Stead, who joined CCG from Fitch PSD three years ago, maintains that his departure is ‘an amicable split’ .
‘I resigned from CCG about a week ago on the basis of wanting to do something else. It’s all mutually agreed and I leave under no cloud,’ he says.
Stead hopes to start his own business having agreed a settlement with CCG chief executive David Hearn yesterday that allows him to do so in six months time.
A CCG spokesman says Stead’s departure has ‘nothing to do with’ the company’s statement on Monday that one of its largest clients, Allied Domecq, will terminate its contract from October.
In a statement by the group it admits the loss of Allied Domecq means it may not be able to announce its audited results on 30 April, which could see trading in its shares suspended on the London Stock Exchange.

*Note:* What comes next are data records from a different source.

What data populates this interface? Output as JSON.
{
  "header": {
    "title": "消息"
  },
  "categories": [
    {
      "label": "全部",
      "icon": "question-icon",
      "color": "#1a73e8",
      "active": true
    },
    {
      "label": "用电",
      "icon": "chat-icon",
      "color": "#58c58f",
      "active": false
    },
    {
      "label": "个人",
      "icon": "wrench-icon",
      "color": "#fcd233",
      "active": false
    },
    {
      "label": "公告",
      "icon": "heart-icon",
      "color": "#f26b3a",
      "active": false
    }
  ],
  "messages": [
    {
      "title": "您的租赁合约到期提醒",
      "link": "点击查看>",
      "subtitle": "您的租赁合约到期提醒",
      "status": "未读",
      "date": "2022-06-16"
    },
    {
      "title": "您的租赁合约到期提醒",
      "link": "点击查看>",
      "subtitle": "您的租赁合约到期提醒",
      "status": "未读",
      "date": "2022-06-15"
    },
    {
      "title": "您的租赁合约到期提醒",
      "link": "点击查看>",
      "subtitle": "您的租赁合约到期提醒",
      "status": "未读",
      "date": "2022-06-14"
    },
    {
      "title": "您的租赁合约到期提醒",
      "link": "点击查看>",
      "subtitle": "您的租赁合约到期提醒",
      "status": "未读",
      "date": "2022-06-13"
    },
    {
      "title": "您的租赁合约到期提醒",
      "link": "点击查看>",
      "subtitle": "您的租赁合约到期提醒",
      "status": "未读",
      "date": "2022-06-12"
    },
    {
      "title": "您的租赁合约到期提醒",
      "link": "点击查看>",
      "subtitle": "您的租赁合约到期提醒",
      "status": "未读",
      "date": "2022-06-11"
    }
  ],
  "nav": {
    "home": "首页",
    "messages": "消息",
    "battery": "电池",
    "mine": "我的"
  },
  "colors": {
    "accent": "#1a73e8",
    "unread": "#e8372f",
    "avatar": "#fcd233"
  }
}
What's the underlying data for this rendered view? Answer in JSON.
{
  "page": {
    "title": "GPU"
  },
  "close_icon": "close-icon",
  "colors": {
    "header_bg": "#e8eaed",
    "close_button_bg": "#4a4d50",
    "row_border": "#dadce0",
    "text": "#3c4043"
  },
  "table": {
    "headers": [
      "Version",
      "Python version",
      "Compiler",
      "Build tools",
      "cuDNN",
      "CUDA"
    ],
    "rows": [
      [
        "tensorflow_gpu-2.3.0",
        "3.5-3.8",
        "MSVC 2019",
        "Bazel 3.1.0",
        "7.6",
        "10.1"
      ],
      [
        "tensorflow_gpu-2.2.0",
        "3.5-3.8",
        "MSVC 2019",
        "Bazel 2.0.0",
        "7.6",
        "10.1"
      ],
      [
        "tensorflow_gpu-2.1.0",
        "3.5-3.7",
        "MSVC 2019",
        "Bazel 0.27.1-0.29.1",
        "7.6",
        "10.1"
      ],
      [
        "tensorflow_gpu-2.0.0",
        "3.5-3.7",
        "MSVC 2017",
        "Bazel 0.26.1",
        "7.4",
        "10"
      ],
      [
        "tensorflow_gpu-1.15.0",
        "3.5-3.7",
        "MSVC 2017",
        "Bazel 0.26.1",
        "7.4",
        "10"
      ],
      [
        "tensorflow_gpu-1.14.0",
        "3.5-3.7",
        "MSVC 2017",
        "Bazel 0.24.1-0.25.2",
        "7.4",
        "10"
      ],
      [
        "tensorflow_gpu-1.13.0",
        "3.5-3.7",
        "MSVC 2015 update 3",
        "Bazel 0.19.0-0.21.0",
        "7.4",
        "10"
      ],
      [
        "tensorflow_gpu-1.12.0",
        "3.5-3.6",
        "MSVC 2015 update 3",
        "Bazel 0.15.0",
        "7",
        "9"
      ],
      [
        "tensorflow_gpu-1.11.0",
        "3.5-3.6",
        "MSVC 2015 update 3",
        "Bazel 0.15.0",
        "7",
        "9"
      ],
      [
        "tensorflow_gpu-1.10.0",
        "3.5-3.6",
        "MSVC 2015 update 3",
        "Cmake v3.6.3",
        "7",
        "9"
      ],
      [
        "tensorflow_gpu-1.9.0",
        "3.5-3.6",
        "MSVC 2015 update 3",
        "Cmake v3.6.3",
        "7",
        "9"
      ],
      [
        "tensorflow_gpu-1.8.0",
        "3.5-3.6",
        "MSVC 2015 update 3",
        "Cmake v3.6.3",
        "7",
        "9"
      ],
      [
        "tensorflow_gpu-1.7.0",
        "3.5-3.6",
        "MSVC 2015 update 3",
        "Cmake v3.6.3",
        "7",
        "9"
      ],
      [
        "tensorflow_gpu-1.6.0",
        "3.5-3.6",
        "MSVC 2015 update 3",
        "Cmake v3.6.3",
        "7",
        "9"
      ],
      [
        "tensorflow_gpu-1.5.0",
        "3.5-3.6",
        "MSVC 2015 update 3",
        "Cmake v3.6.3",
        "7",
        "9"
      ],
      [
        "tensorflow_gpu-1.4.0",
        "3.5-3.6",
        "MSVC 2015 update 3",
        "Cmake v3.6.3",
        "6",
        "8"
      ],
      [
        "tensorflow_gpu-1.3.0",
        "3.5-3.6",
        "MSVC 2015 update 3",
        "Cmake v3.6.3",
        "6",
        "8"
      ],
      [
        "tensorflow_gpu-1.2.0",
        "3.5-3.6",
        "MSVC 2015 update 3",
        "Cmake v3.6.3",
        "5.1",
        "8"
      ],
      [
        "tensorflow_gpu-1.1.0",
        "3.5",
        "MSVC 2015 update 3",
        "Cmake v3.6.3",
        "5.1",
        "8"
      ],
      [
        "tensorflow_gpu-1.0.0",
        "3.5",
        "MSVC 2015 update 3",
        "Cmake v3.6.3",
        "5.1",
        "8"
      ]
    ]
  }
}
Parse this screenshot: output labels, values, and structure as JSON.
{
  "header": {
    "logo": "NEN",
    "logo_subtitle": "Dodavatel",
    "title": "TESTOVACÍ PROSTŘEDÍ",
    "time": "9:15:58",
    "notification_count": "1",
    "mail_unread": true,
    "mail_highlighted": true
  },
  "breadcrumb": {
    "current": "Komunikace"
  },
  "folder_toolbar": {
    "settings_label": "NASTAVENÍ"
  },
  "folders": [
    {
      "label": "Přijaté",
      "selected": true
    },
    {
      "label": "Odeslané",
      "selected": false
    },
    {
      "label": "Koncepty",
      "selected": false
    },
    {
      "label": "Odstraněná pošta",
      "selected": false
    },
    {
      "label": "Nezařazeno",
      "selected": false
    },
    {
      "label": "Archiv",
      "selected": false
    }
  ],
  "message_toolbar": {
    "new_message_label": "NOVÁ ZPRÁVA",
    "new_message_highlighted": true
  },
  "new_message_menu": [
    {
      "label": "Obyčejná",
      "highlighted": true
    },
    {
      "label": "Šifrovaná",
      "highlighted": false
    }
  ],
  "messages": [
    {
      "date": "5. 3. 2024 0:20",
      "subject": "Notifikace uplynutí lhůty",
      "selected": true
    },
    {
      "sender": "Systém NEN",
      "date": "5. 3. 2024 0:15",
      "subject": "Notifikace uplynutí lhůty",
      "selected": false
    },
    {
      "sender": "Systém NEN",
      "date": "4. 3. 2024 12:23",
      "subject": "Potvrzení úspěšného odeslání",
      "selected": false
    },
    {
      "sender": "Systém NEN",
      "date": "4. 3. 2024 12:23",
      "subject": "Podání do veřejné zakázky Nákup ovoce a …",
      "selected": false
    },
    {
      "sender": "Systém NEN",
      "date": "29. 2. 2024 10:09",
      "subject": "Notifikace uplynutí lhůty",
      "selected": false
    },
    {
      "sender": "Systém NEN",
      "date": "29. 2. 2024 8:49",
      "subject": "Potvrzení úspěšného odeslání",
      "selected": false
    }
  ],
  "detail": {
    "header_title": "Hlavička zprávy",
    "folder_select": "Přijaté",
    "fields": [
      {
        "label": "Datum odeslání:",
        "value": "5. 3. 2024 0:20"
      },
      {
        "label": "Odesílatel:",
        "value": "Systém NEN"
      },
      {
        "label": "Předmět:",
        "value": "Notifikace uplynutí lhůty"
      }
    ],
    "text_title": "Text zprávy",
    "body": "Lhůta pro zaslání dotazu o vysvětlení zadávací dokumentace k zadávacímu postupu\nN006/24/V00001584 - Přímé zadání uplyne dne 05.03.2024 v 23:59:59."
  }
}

Share prices plunged on the announcement, down 65 per cent on Monday, and financial analysts suggest that the group will struggle to remain in its present form.
Stead’s exit follows the departure of former Fitch London chief executive Jane Simmonds earlier this month. Fitch London managing creative director Tim Greenhalgh says the group is ‘somewhat shielded’ from the Allied Domecq fall out, but admits staff morale is at risk. ‘The biggest problem could be more turmoil for our people.’
Following Simmonds departure, Greenhalgh and the group’s head of client services Lucy Unger have joined the management team, alongside Nigel Forsyth, Keith Bamber and Mark Southwood.
Greenhalgh says CCG has ‘indicated it may look for an overall chief executive’ to replace Simmonds, but that the decision is likely to be deferred.